BRENNAN, MARGARET, named Sister Teresa, member of the Congregation of the Sisters of St Joseph; b. 1 July 1831 in Kingston, Upper Canada, second child of Michael Brennan, a merchant, and Mary Begley; d. 23 Aug. 1887 at Port Arthur (now part of Thunder Bay), Ont.
When Margaret Brennan received the religious habit of the Sisters of St Joseph in Toronto on 15 Oct. 1852, the community in Canada West had nine members, four of them the founders who had come the previous year from Carondelet (St Louis, Mo.) and Philadelphia [see Maria Bunning*]. Born into a fairly well-educated family of moderate means, she entered a poor community which cared for orphans, the indigent, and the sick. The convent was located on land donated to the diocese by John Elmsley* in a building which Mrs Elmsley and her sister Mrs John King had fitted up as an orphanage. When Margaret Brennan began her noviciate, the sisters and 55 orphans lived in this small duplex house.

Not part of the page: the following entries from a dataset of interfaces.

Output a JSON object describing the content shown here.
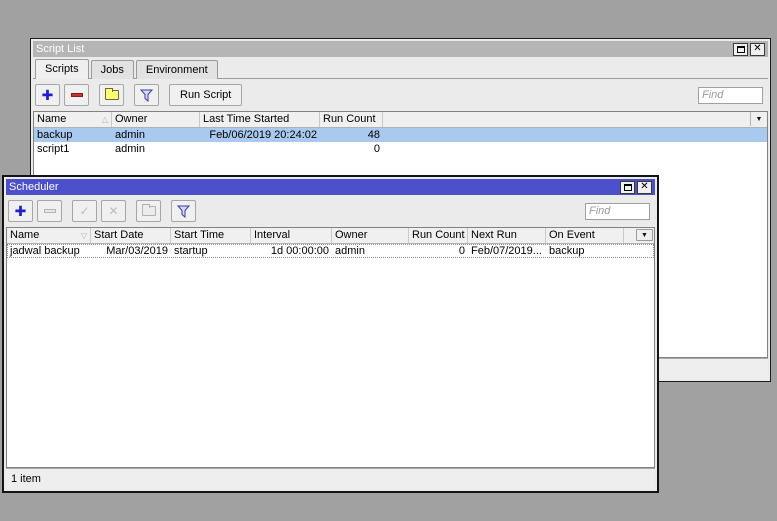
{
  "colors": {
    "desktop_bg": "#a1a1a1",
    "active_titlebar": "#4c50ca",
    "inactive_titlebar": "#b5b5b5",
    "selected_row": "#a9c9ef",
    "plus_icon_blue": "#2020c8",
    "minus_icon_red": "#c83030",
    "folder_icon_yellow": "#ffff73"
  },
  "icons": {
    "plus": "✚",
    "check": "✓",
    "cross": "✕",
    "close": "✕",
    "dropdown": "▼",
    "sort_asc": "△",
    "sort_desc": "▽"
  },
  "script_list": {
    "title": "Script List",
    "tabs": [
      {
        "label": "Scripts",
        "active": true
      },
      {
        "label": "Jobs",
        "active": false
      },
      {
        "label": "Environment",
        "active": false
      }
    ],
    "toolbar": {
      "run_script": "Run Script"
    },
    "find_placeholder": "Find",
    "table": {
      "columns": [
        "Name",
        "Owner",
        "Last Time Started",
        "Run Count"
      ],
      "rows": [
        {
          "name": "backup",
          "owner": "admin",
          "last_time_started": "Feb/06/2019 20:24:02",
          "run_count": "48",
          "selected": true
        },
        {
          "name": "script1",
          "owner": "admin",
          "last_time_started": "",
          "run_count": "0",
          "selected": false
        }
      ]
    }
  },
  "scheduler": {
    "title": "Scheduler",
    "find_placeholder": "Find",
    "table": {
      "columns": [
        "Name",
        "Start Date",
        "Start Time",
        "Interval",
        "Owner",
        "Run Count",
        "Next Run",
        "On Event"
      ],
      "rows": [
        {
          "name": "jadwal backup",
          "start_date": "Mar/03/2019",
          "start_time": "startup",
          "interval": "1d 00:00:00",
          "owner": "admin",
          "run_count": "0",
          "next_run": "Feb/07/2019...",
          "on_event": "backup"
        }
      ]
    },
    "status": "1 item"
  }
}
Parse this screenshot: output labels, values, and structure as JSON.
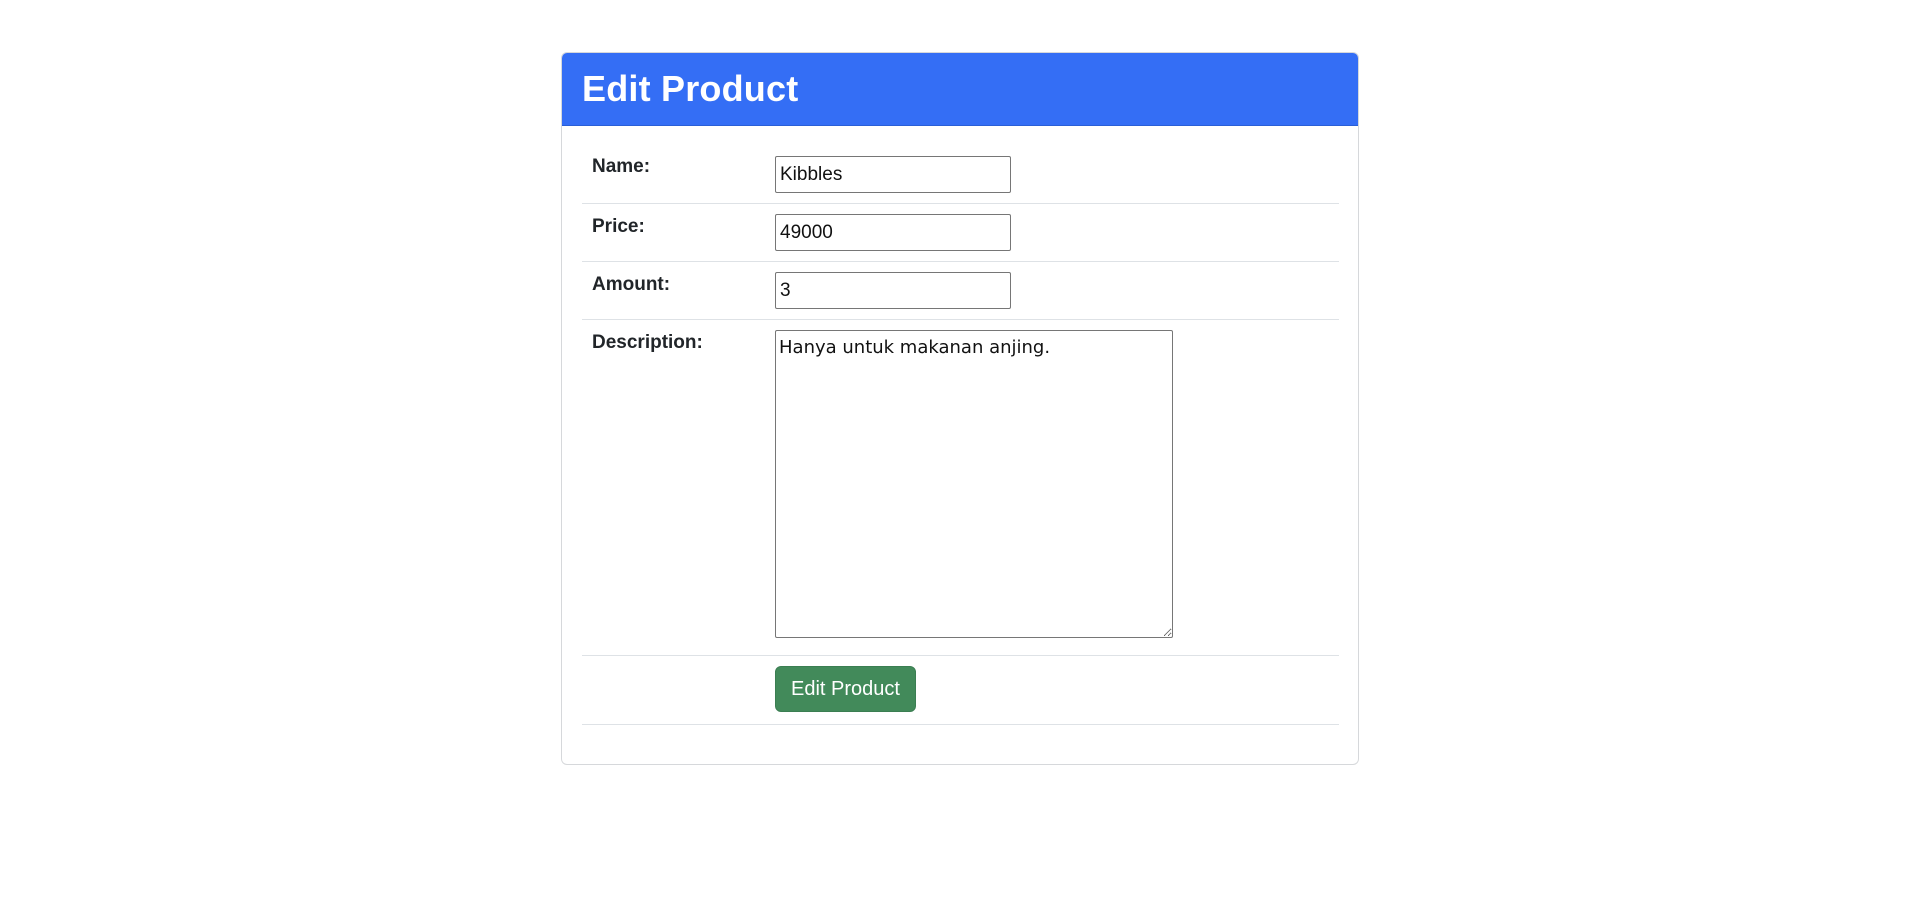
{
  "colors": {
    "header_bg": "#346ef5",
    "submit_bg": "#428a5a",
    "border": "#dee2e6"
  },
  "card": {
    "title": "Edit Product"
  },
  "form": {
    "name": {
      "label": "Name:",
      "value": "Kibbles"
    },
    "price": {
      "label": "Price:",
      "value": "49000"
    },
    "amount": {
      "label": "Amount:",
      "value": "3"
    },
    "description": {
      "label": "Description:",
      "value": "Hanya untuk makanan anjing."
    },
    "submit_label": "Edit Product"
  }
}
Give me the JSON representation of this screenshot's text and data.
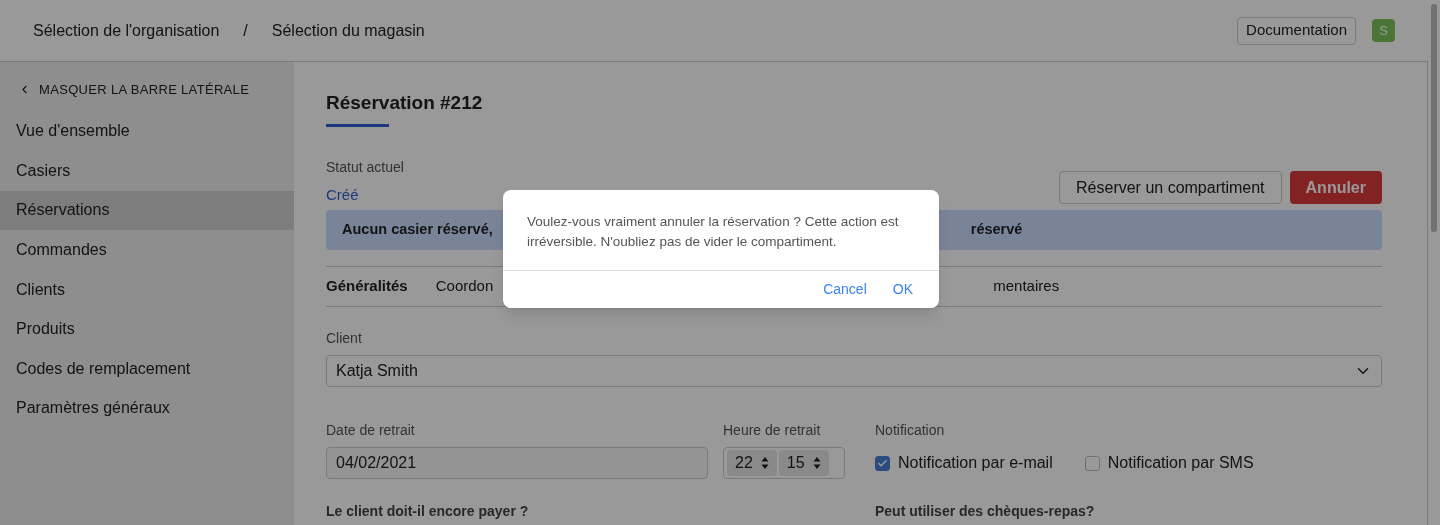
{
  "header": {
    "breadcrumbs": [
      "Sélection de l'organisation",
      "/",
      "Sélection du magasin"
    ],
    "documentation": "Documentation",
    "avatar": "S"
  },
  "sidebar": {
    "toggle": "MASQUER LA BARRE LATÉRALE",
    "items": [
      {
        "label": "Vue d'ensemble",
        "selected": false
      },
      {
        "label": "Casiers",
        "selected": false
      },
      {
        "label": "Réservations",
        "selected": true
      },
      {
        "label": "Commandes",
        "selected": false
      },
      {
        "label": "Clients",
        "selected": false
      },
      {
        "label": "Produits",
        "selected": false
      },
      {
        "label": "Codes de remplacement",
        "selected": false
      },
      {
        "label": "Paramètres généraux",
        "selected": false
      }
    ]
  },
  "main": {
    "title": "Réservation #212",
    "status_label": "Statut actuel",
    "status_value": "Créé",
    "buttons": [
      {
        "label": "Réserver un compartiment",
        "kind": "secondary"
      },
      {
        "label": "Annuler",
        "kind": "danger"
      }
    ],
    "alert": {
      "left": "Aucun casier réservé,",
      "right": "réservé"
    },
    "tabs": [
      {
        "label": "Généralités",
        "selected": true
      },
      {
        "label": "Coordon",
        "selected": false
      },
      {
        "label": "mentaires",
        "selected": false
      }
    ],
    "client": {
      "label": "Client",
      "value": "Katja Smith"
    },
    "date": {
      "label": "Date de retrait",
      "value": "04/02/2021"
    },
    "time": {
      "label": "Heure de retrait",
      "hour": "22",
      "minute": "15"
    },
    "notification": {
      "label": "Notification",
      "options": [
        {
          "label": "Notification par e-mail",
          "checked": true
        },
        {
          "label": "Notification par SMS",
          "checked": false
        }
      ]
    },
    "bottom_labels": [
      "Le client doit-il encore payer ?",
      "Peut utiliser des chèques-repas?"
    ]
  },
  "dialog": {
    "message": "Voulez-vous vraiment annuler la réservation ? Cette action est irréversible. N'oubliez pas de vider le compartiment.",
    "buttons": [
      "Cancel",
      "OK"
    ]
  }
}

In 1853 Sister Teresa began to teach at St Paul’s cathedral school, one of three institutions in which the Sisters of St Joseph taught at the time. The following year, after she had made her final profession, overcrowding at the convent necessitated the building of a noviciate and boarding-school near St Paul’s Church. The first superior general of the congregation, Marie-Antoinette Fontbonne*, named Sister Delphine, fell victim to typhus in 1856 and was replaced by Caroline Struckhoff, named Sister Teresa. Sister Teresa Brennan took over the latter’s charge as local superior of the orphanage until she was herself appointed superior general by Bishop Armand-François-Marie de Charbonnel* in 1858. The first Canadian-born member of the congregation, she now became the first Canadian-born superior general.
During the first year of her term of office Sister Teresa opened a convent and school in Oshawa. In 1862, when John Elmsley donated to the sisters two acres of his Clover Hill estate for the erection of a new motherhouse in Toronto, she supervised the planning and completion of the building, which included a boarding-school and noviciate. After five years she resigned as superior general and was appointed mistress of novices, an office which required special spiritual and intellectual qualities for the training and forming of new members. Sister Teresa also served as local superior in St Catharines (1865–66, 1869–72), in London (1868), and in Barrie (1875–78). From 1878 to 1887 she acted as assistant to the superior general, an office she had filled at various times after 1866.
Sister Teresa devoted her life with utter selflessness to the interests of the congregation, but she also had concern for those outside it. The enrolment in the Catholic schools in Toronto had steadily increased, and by 1881 the sisters were engaged in eight elementary schools. They also taught in one high school, with some financial assistance from the separate school trustees, and in their private boardingschool. In the House of Providence, opened in 1857, the orphans, the poor, the old and the young, men and women, Catholic and non-Catholic, were harboured, cared for, and even taught if they were of school age. In addition, the sick of the city were visited in their homes, although hospital work per se was not begun until St Michael’s Hospital was opened in 1892. Sister Teresa had a share in organizing and directing all these undertakings. In 1876 she even went on a fund-raising tour to the United States in order to keep the institutions running and to make it possible to have qualified sisters in the field of education.
Sister Teresa’s health was never robust. After beginning her noviciate in 1852, she became ill and was given an unheard-of permission by Bishop Charbonnel to return to her home while wearing the religious habit. Her recovery was deemed miraculous, but at times during her 35 years in religion her health obliged her to withdraw from some of her activities. Finally, in February 1887, she suffered a severe heart attack. To recuperate she went to Port Arthur, where the congregation, now 200 strong, had opened a mission in 1881. On 23 August she died suddenly, away from the motherhouse where she had spent most of her life.
Sister Teresa had amply fulfilled her mission as teacher, administrator, counsellor, and friend, and her contribution to Canada lies in the example of a life devoted to the needs of others. She also helped lay the foundation of the Sisters of St Joseph, who still carry on an apostolate in the fields of education, health care, and social work, not only in Ontario but in the western provinces and the Northwest Territories.
St Mary’s Cathedral (Kingston, Ont.), Register of baptisms, burials, and marriages, July 1831. Sisters of St Joseph of Toronto Arch. (Toronto), Reception and profession books. Sisters of St Joseph of Toronto, Community annals, [1851–1956] (3v., Toronto, ), I: 6, 53, 56, 154–56. Kingston Chronicle (Kingston, [Ont.]), 2 July 1831. W. P. Bull, From Macdonell to McGuigan, the history of the growth of the Roman Catholic Church in Upper Canada (Toronto, 1939). Jubilee volume, 1842–1892: the archdiocese of Toronto and Archbishop Walsh, [ed. J. R. Teefy] (Toronto, 1892), 156. Sister Mary Agnes, The Congregation of the Sisters of St. Joseph: Le Puy, Lyons, St. Louis, Toronto (Toronto, 1951).